**Interface dataset entries:**
────────────────

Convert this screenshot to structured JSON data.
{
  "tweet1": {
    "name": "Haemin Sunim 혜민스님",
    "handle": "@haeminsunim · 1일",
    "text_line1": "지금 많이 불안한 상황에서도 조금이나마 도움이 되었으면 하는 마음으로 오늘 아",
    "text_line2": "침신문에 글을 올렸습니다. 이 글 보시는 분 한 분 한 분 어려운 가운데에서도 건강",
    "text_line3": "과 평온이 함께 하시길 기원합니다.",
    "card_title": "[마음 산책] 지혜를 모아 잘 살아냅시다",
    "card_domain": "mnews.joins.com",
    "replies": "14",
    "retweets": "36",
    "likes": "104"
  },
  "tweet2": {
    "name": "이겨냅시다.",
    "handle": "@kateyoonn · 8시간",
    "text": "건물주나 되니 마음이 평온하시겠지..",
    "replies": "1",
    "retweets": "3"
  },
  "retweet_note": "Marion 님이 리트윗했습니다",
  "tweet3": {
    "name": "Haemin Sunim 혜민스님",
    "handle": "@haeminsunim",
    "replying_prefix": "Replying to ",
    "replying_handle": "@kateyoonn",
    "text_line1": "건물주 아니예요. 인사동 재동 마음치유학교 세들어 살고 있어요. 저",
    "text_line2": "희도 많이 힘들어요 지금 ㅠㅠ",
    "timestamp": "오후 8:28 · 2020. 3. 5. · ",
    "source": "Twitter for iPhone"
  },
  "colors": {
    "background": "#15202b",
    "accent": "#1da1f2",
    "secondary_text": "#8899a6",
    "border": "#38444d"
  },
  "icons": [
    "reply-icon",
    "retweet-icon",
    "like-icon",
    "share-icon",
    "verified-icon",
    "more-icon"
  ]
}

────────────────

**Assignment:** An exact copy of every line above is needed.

**Answer below:**
Convert this screenshot to structured JSON data.
{
  "tweet1": {
    "name": "Haemin Sunim 혜민스님",
    "handle": "@haeminsunim · 1일",
    "text_line1": "지금 많이 불안한 상황에서도 조금이나마 도움이 되었으면 하는 마음으로 오늘 아",
    "text_line2": "침신문에 글을 올렸습니다. 이 글 보시는 분 한 분 한 분 어려운 가운데에서도 건강",
    "text_line3": "과 평온이 함께 하시길 기원합니다.",
    "card_title": "[마음 산책] 지혜를 모아 잘 살아냅시다",
    "card_domain": "mnews.joins.com",
    "replies": "14",
    "retweets": "36",
    "likes": "104"
  },
  "tweet2": {
    "name": "이겨냅시다.",
    "handle": "@kateyoonn · 8시간",
    "text": "건물주나 되니 마음이 평온하시겠지..",
    "replies": "1",
    "retweets": "3"
  },
  "retweet_note": "Marion 님이 리트윗했습니다",
  "tweet3": {
    "name": "Haemin Sunim 혜민스님",
    "handle": "@haeminsunim",
    "replying_prefix": "Replying to ",
    "replying_handle": "@kateyoonn",
    "text_line1": "건물주 아니예요. 인사동 재동 마음치유학교 세들어 살고 있어요. 저",
    "text_line2": "희도 많이 힘들어요 지금 ㅠㅠ",
    "timestamp": "오후 8:28 · 2020. 3. 5. · ",
    "source": "Twitter for iPhone"
  },
  "colors": {
    "background": "#15202b",
    "accent": "#1da1f2",
    "secondary_text": "#8899a6",
    "border": "#38444d"
  },
  "icons": [
    "reply-icon",
    "retweet-icon",
    "like-icon",
    "share-icon",
    "verified-icon",
    "more-icon"
  ]
}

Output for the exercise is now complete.